Records to process —
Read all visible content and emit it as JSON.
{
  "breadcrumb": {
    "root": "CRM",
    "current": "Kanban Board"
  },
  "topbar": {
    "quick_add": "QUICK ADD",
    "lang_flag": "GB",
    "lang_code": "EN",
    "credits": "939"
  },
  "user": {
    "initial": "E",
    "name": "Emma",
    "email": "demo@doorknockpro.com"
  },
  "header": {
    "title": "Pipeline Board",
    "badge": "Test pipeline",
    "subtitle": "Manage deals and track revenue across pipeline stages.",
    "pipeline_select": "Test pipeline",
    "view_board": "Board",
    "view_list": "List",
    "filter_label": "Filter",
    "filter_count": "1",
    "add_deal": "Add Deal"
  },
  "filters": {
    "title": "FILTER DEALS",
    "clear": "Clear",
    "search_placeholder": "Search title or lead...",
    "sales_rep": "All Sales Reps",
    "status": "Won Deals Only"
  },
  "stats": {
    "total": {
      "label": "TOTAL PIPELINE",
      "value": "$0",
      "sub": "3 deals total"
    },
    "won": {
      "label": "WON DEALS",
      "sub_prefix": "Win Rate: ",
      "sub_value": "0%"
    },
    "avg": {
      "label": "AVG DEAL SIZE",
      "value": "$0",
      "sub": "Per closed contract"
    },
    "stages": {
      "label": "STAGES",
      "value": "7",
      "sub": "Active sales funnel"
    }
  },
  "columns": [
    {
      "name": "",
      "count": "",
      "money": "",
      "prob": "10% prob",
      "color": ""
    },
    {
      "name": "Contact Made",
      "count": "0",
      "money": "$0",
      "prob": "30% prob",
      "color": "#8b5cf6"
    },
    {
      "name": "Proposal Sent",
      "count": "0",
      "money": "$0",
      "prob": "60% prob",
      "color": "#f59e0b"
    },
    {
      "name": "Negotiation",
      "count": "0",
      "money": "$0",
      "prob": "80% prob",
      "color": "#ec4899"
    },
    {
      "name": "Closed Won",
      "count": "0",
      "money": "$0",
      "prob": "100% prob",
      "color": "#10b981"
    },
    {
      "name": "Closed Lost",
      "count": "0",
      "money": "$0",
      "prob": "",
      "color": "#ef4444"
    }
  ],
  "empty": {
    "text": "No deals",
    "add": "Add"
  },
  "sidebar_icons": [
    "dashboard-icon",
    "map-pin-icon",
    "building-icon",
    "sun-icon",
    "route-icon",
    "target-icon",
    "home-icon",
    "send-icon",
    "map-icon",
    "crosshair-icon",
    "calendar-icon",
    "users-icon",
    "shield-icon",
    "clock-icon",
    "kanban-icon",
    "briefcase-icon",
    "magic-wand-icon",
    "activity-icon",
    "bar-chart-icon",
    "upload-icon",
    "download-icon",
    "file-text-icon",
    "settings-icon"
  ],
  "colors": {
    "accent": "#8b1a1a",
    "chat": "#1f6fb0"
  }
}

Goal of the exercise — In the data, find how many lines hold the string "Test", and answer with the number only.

Answer to the problem — 2